The problem:
Everything in the listing below should be repeated verbatim, apart from the pictures.

---

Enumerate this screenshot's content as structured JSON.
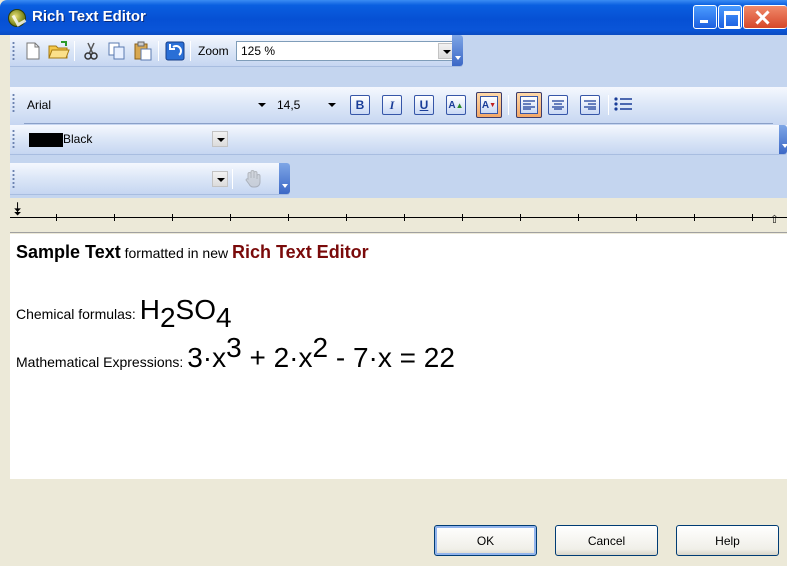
{
  "window": {
    "title": "Rich Text Editor"
  },
  "toolbar_main": {
    "icons": [
      "new-document-icon",
      "open-folder-icon",
      "cut-icon",
      "copy-icon",
      "paste-icon",
      "undo-icon"
    ],
    "zoom_label": "Zoom",
    "zoom_value": "125 %"
  },
  "toolbar_format": {
    "font_name": "Arial",
    "font_size": "14,5",
    "bold": "B",
    "italic": "I",
    "underline": "U",
    "grow_font": "A",
    "shrink_font": "A",
    "align_left_active": true
  },
  "toolbar_color": {
    "color_name": "Black",
    "color_hex": "#000000"
  },
  "toolbar_style": {
    "style_value": ""
  },
  "content": {
    "line1": {
      "sample_text": "Sample Text",
      "formatted_in": " formatted in new ",
      "rte": "Rich Text Editor"
    },
    "line2": {
      "label": "Chemical formulas: ",
      "h": "H",
      "sub2": "2",
      "so": "SO",
      "sub4": "4"
    },
    "line3": {
      "label": "Mathematical Expressions: ",
      "part1": "3·x",
      "sup3": "3",
      "part2": " + 2·x",
      "sup2": "2",
      "part3": " - 7·x = 22"
    }
  },
  "buttons": {
    "ok": "OK",
    "cancel": "Cancel",
    "help": "Help"
  },
  "colors": {
    "title_bar": "#0a55d8",
    "toolbar_bg": "#c4d5ef",
    "accent_red": "#7a0a0a",
    "active_button": "#f4a868"
  }
}
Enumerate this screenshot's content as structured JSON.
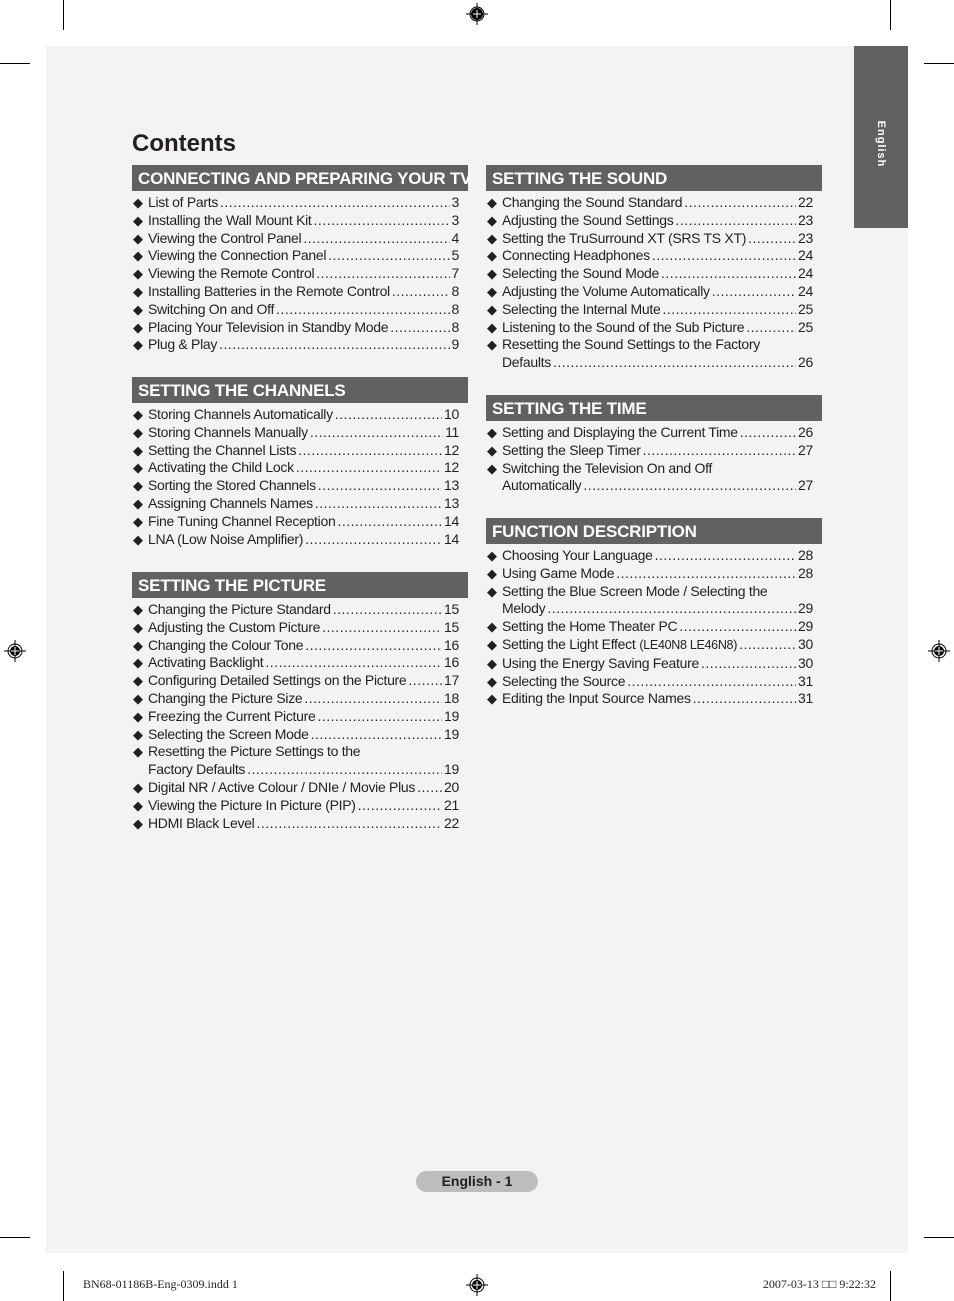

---

Expected answer:
Enumerate this screenshot's content as structured JSON.
{
  "window": {
    "title": "Rich Text Editor"
  },
  "toolbar_main": {
    "icons": [
      "new-document-icon",
      "open-folder-icon",
      "cut-icon",
      "copy-icon",
      "paste-icon",
      "undo-icon"
    ],
    "zoom_label": "Zoom",
    "zoom_value": "125 %"
  },
  "toolbar_format": {
    "font_name": "Arial",
    "font_size": "14,5",
    "bold": "B",
    "italic": "I",
    "underline": "U",
    "grow_font": "A",
    "shrink_font": "A",
    "align_left_active": true
  },
  "toolbar_color": {
    "color_name": "Black",
    "color_hex": "#000000"
  },
  "toolbar_style": {
    "style_value": ""
  },
  "content": {
    "line1": {
      "sample_text": "Sample Text",
      "formatted_in": " formatted in new ",
      "rte": "Rich Text Editor"
    },
    "line2": {
      "label": "Chemical formulas: ",
      "h": "H",
      "sub2": "2",
      "so": "SO",
      "sub4": "4"
    },
    "line3": {
      "label": "Mathematical Expressions: ",
      "part1": "3·x",
      "sup3": "3",
      "part2": " + 2·x",
      "sup2": "2",
      "part3": " - 7·x = 22"
    }
  },
  "buttons": {
    "ok": "OK",
    "cancel": "Cancel",
    "help": "Help"
  },
  "colors": {
    "title_bar": "#0a55d8",
    "toolbar_bg": "#c4d5ef",
    "accent_red": "#7a0a0a",
    "active_button": "#f4a868"
  }
}
Enumerate this screenshot's content as structured JSON.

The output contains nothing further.